Annotate this Case

1971 OK CR 2
479 P.2d 591
Case Number: A-15192
Decided: 01/06/1971
Oklahoma Court of Criminal Appeals

An appeal from the District Court of Oklahoma County; A.P. Van Meter, Judge.

Sylvia Jones was convicted of the crime of Murder; was sentenced to serve life imprisonment, and appeals. Affirmed.

Don Anderson, Public Defender, for plaintiff in error.

G.T. Blankenship, Atty. Gen., Dale for Crowder, Asst. Atty. Gen., for defendant in error.

BUSSEY, Judge:

¶1 Sylvia Jones, hereinafter referred to as defendant, was charged by Information in the District Court of Oklahoma County with the crime of Murder; she was tried by a jury who returned a verdict finding her guilty and assessed her punishment at life imprisonment in the state penitentiary. From this judgment and sentence a timely appeal has been perfected to this Court.

¶2 The evidence of the State was to the effect that on the 4th day of August, 1964, the defendant was seen by several persons shortly after 8:00 p.m. driving her car onto Rife Range Road in Oklahoma City, and placing it so that it was perpendicular to the direction of the road. The car was situated so that its back wheels were almost in a ditch to one side of the road, and a space of approximately two feet remained between the front of the car and an embankment on the other side of the road. Shortly after the defendant had placed her car in this position, a small boy on a bicycle approached the defendant's car and in order to pass, rode in front of the car. The defendant drove forward, knocking the boy from his bicycle. The mother of the boy, Loretta Calhoun, when informed of what had happened, ran to her son. The defendant then got out of her car, pulled a gun on the deceased, Loretta Calhoun, and fired at her six times. The defendant got into her car and drove home. Several of the witnesses helped the injured woman to the front porch of a nearby house and called an ambulance and the police. Loretta Calhoun died at the hospital of gunshot wounds. The defendant was arrested about 9:00 p.m., and placed in custody. The defendant's husband, Leonard Jones, gave the police a .22 caliber revolver when the defendant was arrested. The revolver had six spent shells in the chambers, and had apparently been recently fired.

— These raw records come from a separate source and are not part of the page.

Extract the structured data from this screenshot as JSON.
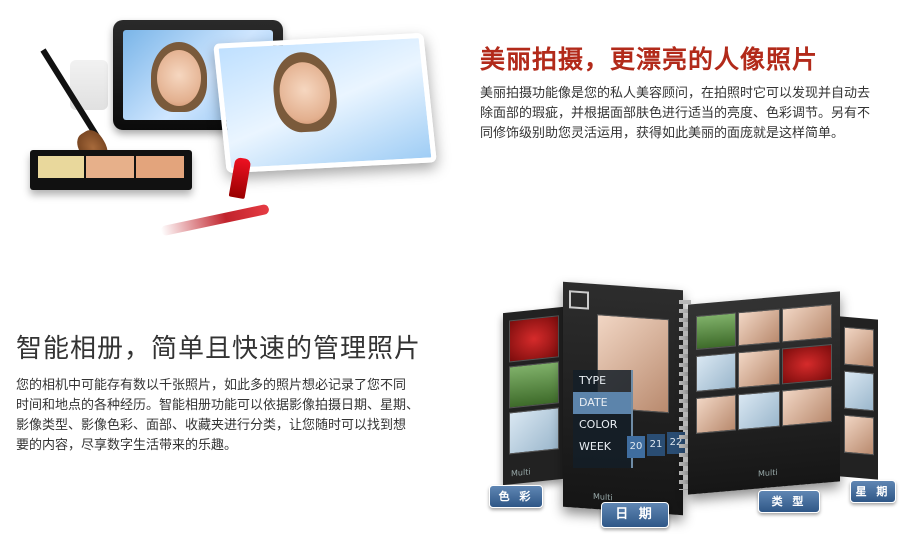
{
  "section1": {
    "title": "美丽拍摄，更漂亮的人像照片",
    "lines": [
      "美丽拍摄功能像是您的私人美容顾问，在拍照时它可以发现并自动去",
      "除面部的瑕疵，并根据面部肤色进行适当的亮度、色彩调节。另有不",
      "同修饰级别助您灵活运用，获得如此美丽的面庞就是这样简单。"
    ]
  },
  "section2": {
    "title": "智能相册，简单且快速的管理照片",
    "lines": [
      "您的相机中可能存有数以千张照片，如此多的照片想必记录了您不同",
      "时间和地点的各种经历。智能相册功能可以依据影像拍摄日期、星期、",
      "影像类型、影像色彩、面部、收藏夹进行分类，让您随时可以找到想",
      "要的内容，尽享数字生活带来的乐趣。"
    ]
  },
  "album": {
    "menu": [
      "TYPE",
      "DATE",
      "COLOR",
      "WEEK"
    ],
    "days": [
      "20",
      "21",
      "22"
    ],
    "multi": "Multi",
    "tags": {
      "color": "色 彩",
      "date": "日 期",
      "type": "类 型",
      "week": "星 期"
    }
  },
  "colors": {
    "title1": "#b22a1a",
    "title2": "#333333",
    "tag": "#3d6796",
    "menu_selected": "#5c84ab"
  }
}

¶3 Counsel for the defendant stipulated that Loretta Calhoun died on the 4th day of August, 1964, as a result of gunshot wounds administered by the defendant by means of a .22 caliber revolver. The defense was that the defendant was insane at the time of the incident, and several witnesses were presented who testified to that effect; chief among them was Dr. Ernest Shadid, a psychiatrist and Assistant Superintendent of Griffin Memorial State Hospital at Norman, Oklahoma. His testimony related to the mental condition of the defendant who had been committed numerous times for observation and treatment by court order, after the homicide occurred. Dr. Shadid testified that the defendant had a Schizophrenic reaction with Paranoid features and described the treatment administered. Other witnesses for the defendant were members of the family who testified that the defendant often thought the neighbors were staring at her, or were trying to poison her. They testified that the defendant thought she heard people walking on the roof of her house, and showed other signs of irrational behavior. The defendant recounted the incident on the 4th day of August, but her testimony differed greatly from that of the other witnesses. All of the defense witnesses, other than the defendant, testified that in their opinion the defendant was unable on August 4, 1964, to distinguish right from wrong.

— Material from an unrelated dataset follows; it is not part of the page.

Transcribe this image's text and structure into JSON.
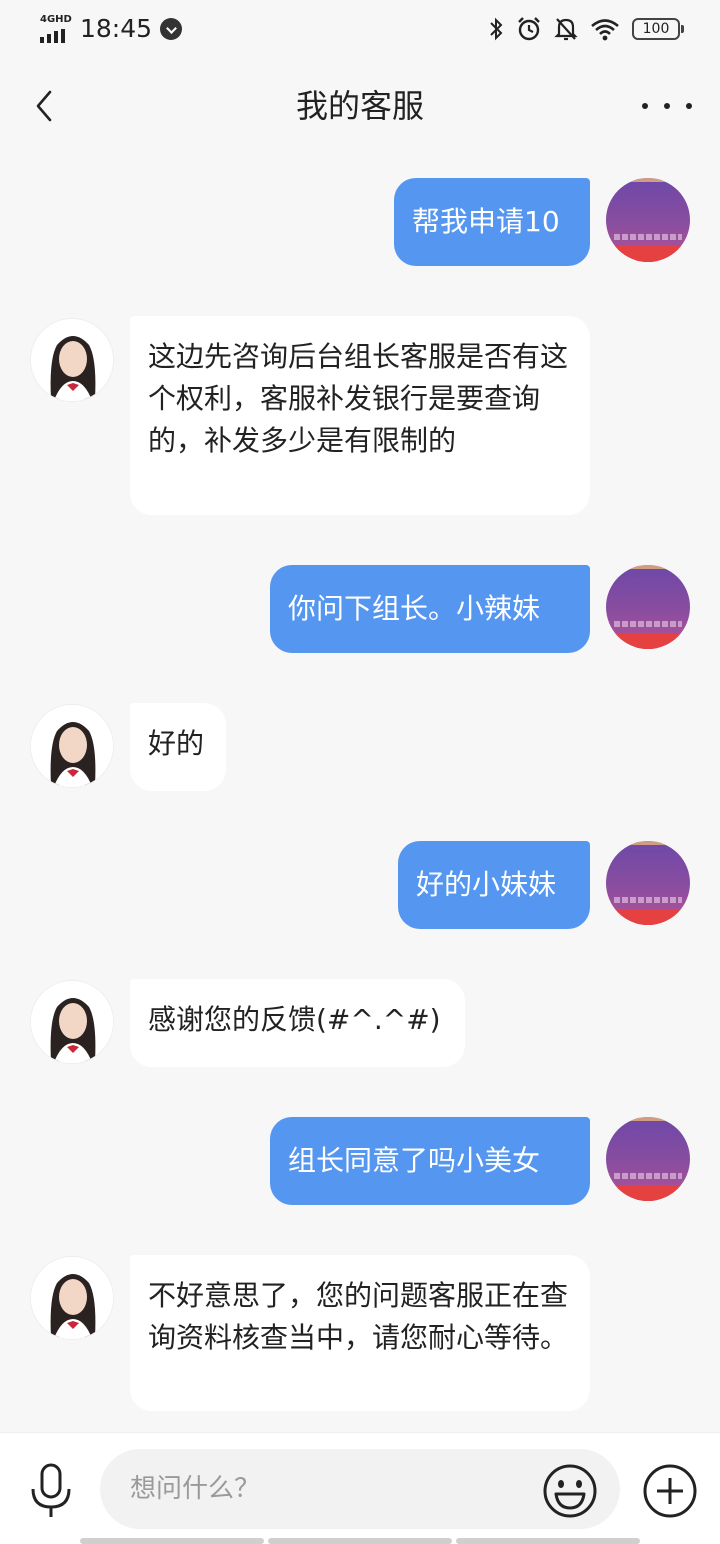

¶4 The single assignment of error urged on appeal is that the evidence is insufficient to support the verdict of the jury for the reason that the testimony of the defense witnesses relating to the mental condition of the defendant, was unrefuted by the State. Great reliance is placed by counsel for defence, upon the testimony of Dr. Shadid whose opinion was, in substance, that the defendant was unable to distinguish right from wrong at the time of the commission of the offense.

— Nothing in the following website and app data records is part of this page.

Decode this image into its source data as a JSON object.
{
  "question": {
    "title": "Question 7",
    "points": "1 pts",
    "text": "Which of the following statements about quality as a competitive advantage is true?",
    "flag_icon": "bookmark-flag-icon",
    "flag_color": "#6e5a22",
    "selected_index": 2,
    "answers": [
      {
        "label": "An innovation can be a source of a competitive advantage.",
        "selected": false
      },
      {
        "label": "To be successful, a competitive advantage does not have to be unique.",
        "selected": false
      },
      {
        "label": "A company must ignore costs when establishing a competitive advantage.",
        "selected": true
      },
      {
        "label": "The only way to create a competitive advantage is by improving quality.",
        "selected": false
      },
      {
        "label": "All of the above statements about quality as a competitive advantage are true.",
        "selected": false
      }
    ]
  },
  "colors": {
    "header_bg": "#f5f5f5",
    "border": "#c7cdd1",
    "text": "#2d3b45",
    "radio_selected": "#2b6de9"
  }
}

¶5 While the facts differ from the instant case, we believe that the principal of law determinative of this issue was expressed in Dare v. State, Okl.Cr., 378 P.2d 339, where, in the body of the opinion, we stated:

"It is next urged that the evidence was insufficient to support the verdict of the jury and in support of this contention, the defendant argues that when the testimony of Doctors Charles Smith and Jim Behrman[1] [footnote omitted] (psychiatrist on the staff of Griffin Memorial Hospital, Norman) was introduced on behalf of defendant a reasonable doubt as to the sanity of the accused was raised and it became incumbent for the state to introduce expert testimony establishing the defendant's sanity beyond a reasonable doubt.

This assertion presumes that the jury was bound to give credence to the opinions of Doctors Smith and Behrman. This presumption is not the law of this jurisdiction, for we have held:

(1) `The testimony of experts is not conclusive on the issue of mental capacity since the law makes no distinction in weighing evidence between expert testimony and evidence of other character' (In re Smith, Okl.Cr., 326 P.2d 835);


(2) `On murder prosecution, the question of insanity at the time of the commission of the crime, presents a question of fact for the sole determination of the jury, and where there is any evidence tending to support the finding it is not the province of the appellate court to weigh the same.' (Tarter v. State, Okl.Cr., 359 P.2d 596)."

¶6 It is readily apparent that the testimony of defense witnesses did not raise a reasonable doubt in the minds of the jurors in that they concluded that the testimony of Dr. Shadid, based on observations made subsequent to the commission of the crime, may have established a Paranoid Schizophrenic condition at the time of the examination, but that his conclusion that the defendant did not know right from wrong at the time the homicide was committed, was not credible and should be disregarded.

¶7 In the instant case there was evidence from which the jury could conclude that the defendant was normally sane, but had episodic remissions of insanity. In Cox v. Page, Okl.Cr., 431 P.2d 954, we stated, in referring to evidence of occasional insanity, that:

"Sanity being the normal and usual condition of mankind, the law presumes that every person is sane; the State in a criminal prosecution may rely upon such presumption without proof relative thereto."

¶8 For all the reasons above set forth, we are of the opinion that the judgment and sentence appealed from should be, and the same is hereby, affirmed.

BRETT, P.J., and NIX, J., concur.



Some case metadata and case summaries were written with the help of AI, which can produce inaccuracies. You should read the full case before relying on it for legal research purposes.

This site is protected by reCAPTCHA and the Google Privacy Policy and Terms of Service apply.